Activity » Without any of their pictures, return all of the records exactly.

Input for this task »
◇ ◇ ◇ ◇ ◇
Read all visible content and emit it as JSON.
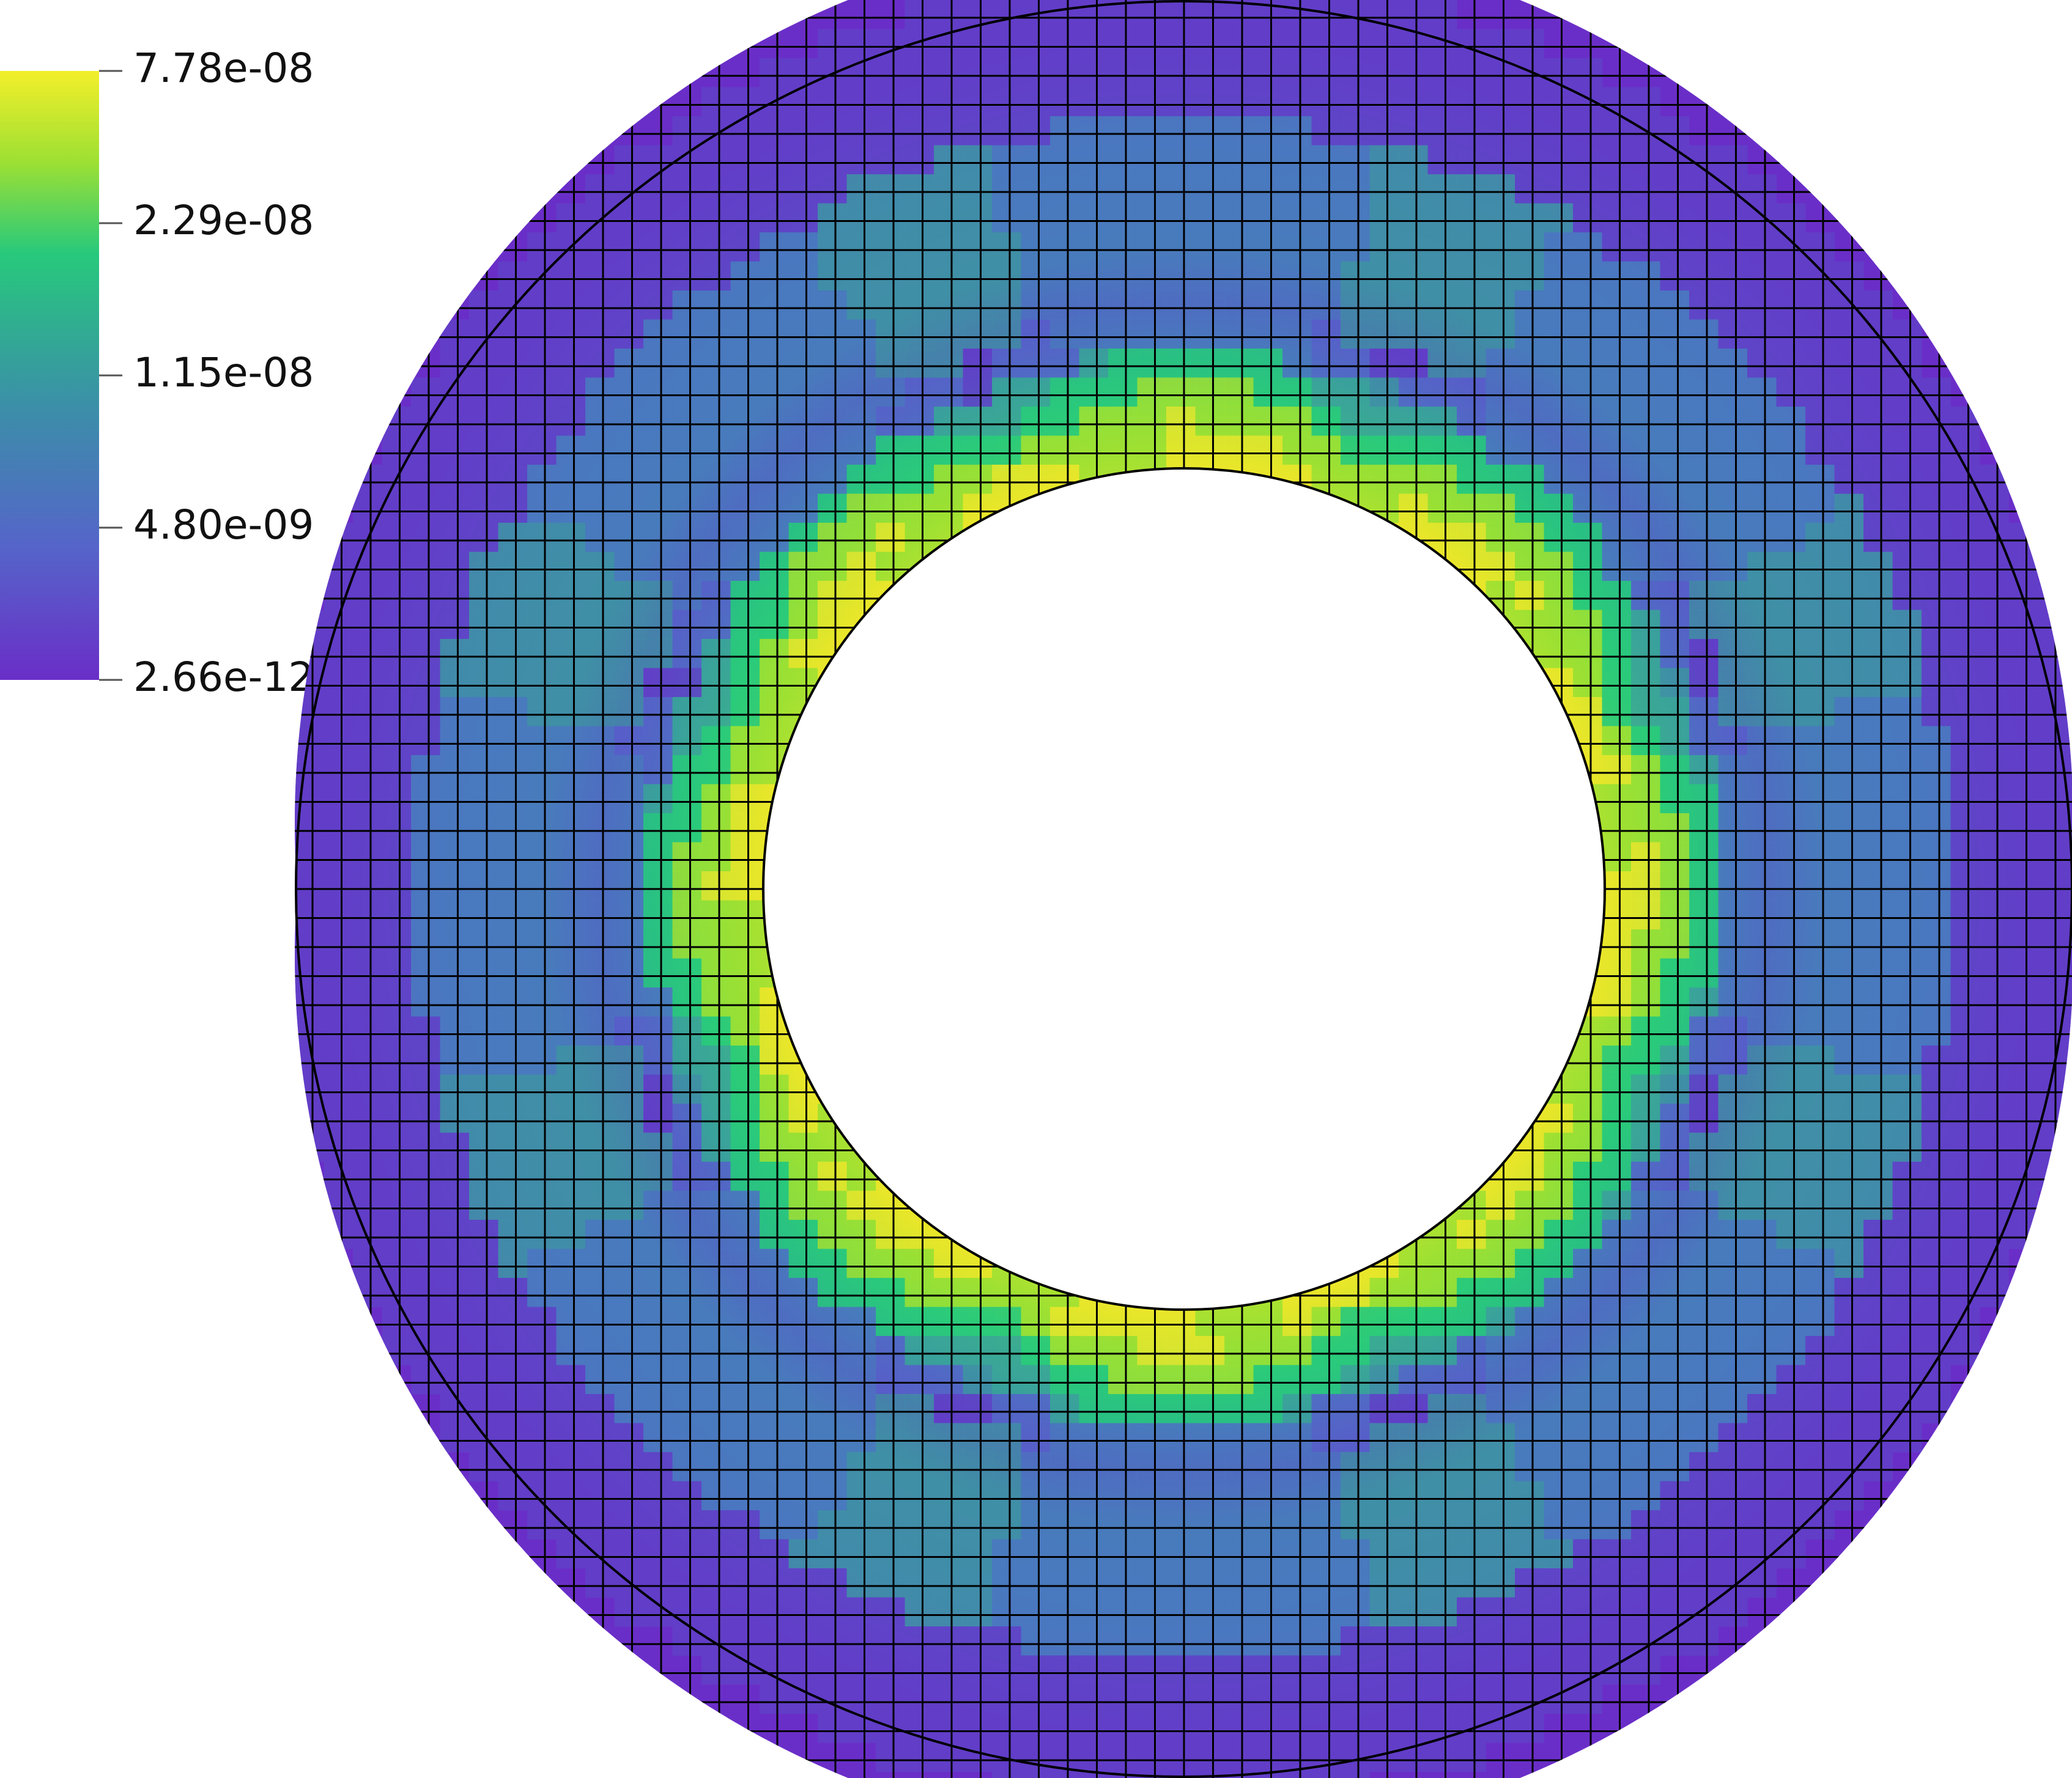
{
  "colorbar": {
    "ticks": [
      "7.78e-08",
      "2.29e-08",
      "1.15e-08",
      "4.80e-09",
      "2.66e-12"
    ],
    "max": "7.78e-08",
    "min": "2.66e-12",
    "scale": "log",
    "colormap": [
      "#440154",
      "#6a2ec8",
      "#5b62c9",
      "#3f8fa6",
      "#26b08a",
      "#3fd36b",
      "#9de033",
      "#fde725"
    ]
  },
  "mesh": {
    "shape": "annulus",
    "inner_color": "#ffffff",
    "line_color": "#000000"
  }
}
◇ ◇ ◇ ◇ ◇
Response »
Read all visible content and emit it as JSON.
{
  "colorbar": {
    "ticks": [
      "7.78e-08",
      "2.29e-08",
      "1.15e-08",
      "4.80e-09",
      "2.66e-12"
    ],
    "max": "7.78e-08",
    "min": "2.66e-12",
    "scale": "log",
    "colormap": [
      "#440154",
      "#6a2ec8",
      "#5b62c9",
      "#3f8fa6",
      "#26b08a",
      "#3fd36b",
      "#9de033",
      "#fde725"
    ]
  },
  "mesh": {
    "shape": "annulus",
    "inner_color": "#ffffff",
    "line_color": "#000000"
  }
}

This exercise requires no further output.